In our short time here in Oregon I have already volunteered a few times for a variety of organizations: GPANW (Greyhound Pet Adoption North West), Sycamore Lane Therapy (Hippotherapy, rider therapy etc..), and just this past weekend Oregon Special Olympics. Ginger has also been involved with Portland Dress for Success. So a few weeks back I sent G an email and said “I want to work the Special Olympics coming up in Newberg…you want in?”. She agreed to accompany me, albeit hesitant because she didn’t know anything about bocce ball (which is what we would be monitoring).

I’ll be honest; I was scarred (physically and mentally) from my last bocce ball match. Ok…so maybe not mentally, but definitely physically. Growing up full blooded Italian…it’s a requirement that you know how to play bocce…it’s also a requirement to argue, yell, celebrate, bitch, moan, and gloat. So on some such occasion my brother (Jeff) and I were playing a match and we got into a “spirited” discussion over a point….

Side note: I don’t know why I picked on Jeff…he is my oldest sibling and the biggest. Maybe it’s the whole jail mentality….when you go in- pick a fight with the biggest baddest mofo in there and show everyone you’re not afraid to scrap. I’ve always been that way with Jeff, I love him with every ounce of my being but for some reason we’ve (well I) just always been that way. Eventually he has to put me in my place and order is returned. Anyway back to the story…

So we are in this discussion over a point…and next thing I know I instigate him. Honestly I don’t remember much. I remember I started it…he picked me up…kicked his tree trunk like legs out and dropped every bit of his 250lb frame on top of me. At the time I was a fit, lean bicycle rider and had no business taking on a defensive lineman. Bottom line, I broke my clavicle…I say “I” broke it because I started it. Jeff felt awful, but I never once harbored ill will towards him…because I deserved it…I’m sorry he was the one who did it, because his heart is as big as Texas and I know he felt bad(again he shouldn’t have). So to say we take bocce ball seriously, is a slight understatement.

So this past Saturday I would be walking on to a bocce ball court with flashbacks. I was sure that it would bring back those arguments between my father, brothers, sister, aunts, uncles, and family dogs. I could play them back in my head…my grandmother telling my father “OH BULLSHIT JOE… I DIDN’T KNOW I RAISED A CHEATER”, then following it up with some sort of bad word in Italian…and everyone breaking out into laughter. I snapped out of it pretty quick, because I realized we were there to help. Yes, we were there to be the judges…but we were there as a third party and obviously they do not take this competition as seriously as the “Bleggi court of death and humiliation”.

After a brief volunteer orientation, we headed out to our first match. The teams were evenly matched and it was a fun close game.
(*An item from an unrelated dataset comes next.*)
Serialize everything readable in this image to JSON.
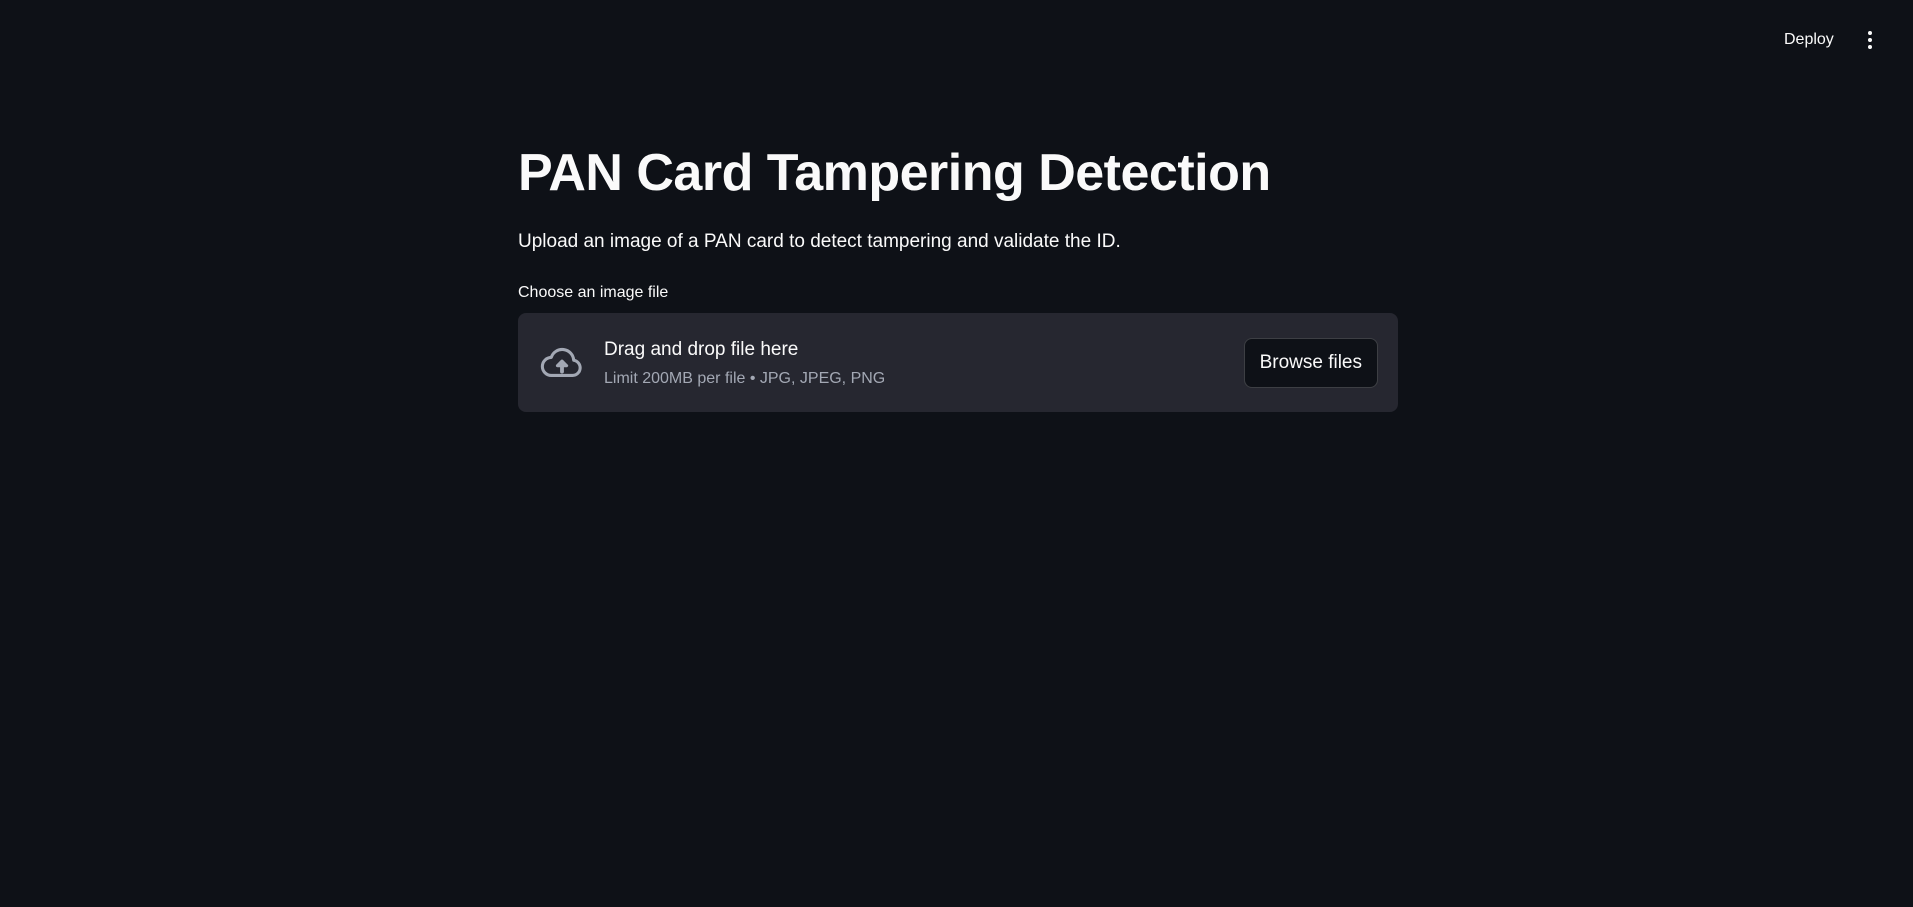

We noticed this one team was very supportive and positive. We were fortunate enough to have them back on our court for their second match. The second match did not start very well for me as the coach of the second team decided to tell me how to work a coin flip. This coach was clearly not in the spirit of the games, correcting everything we did, correcting everything her athletes did, and complaining at every turn. Ginger and I found ourselves trying to make up for her attitude towards her own athletes by supporting them and cheering them.

Then a moment that brought a tear to my eye… As I was handing the pallino to the team which we officiated earlier, the most positive member took the ball from my hand and said these exact words: “They’re trying really hard…give them a point”. She was speaking about the team with the sourpuss for a coach. They were shellacking the other team and she felt sorry for them, but I also got the feeling she was sensitive to the energy their coach was putting on them. As I walked back to the scorer’s table to tell Ginger the score of that end, she said “that was sweet”.  Ginger had just heard the request to reward the other team with a point. I was choking back tears because this is why you volunteer. This very moment is such a reward to me. There’s no hidden agenda…no ulterior motive…no expectation of reciprocity… just honest care for their fellow human being. I’ve been very fortunate in my volunteering to have many of these experiences. I’ve cried, I’ve smiled, and I’ve remembered. I want to hold on to those moments.

The game ended with a crushing score of twelve to one. That one point was earned.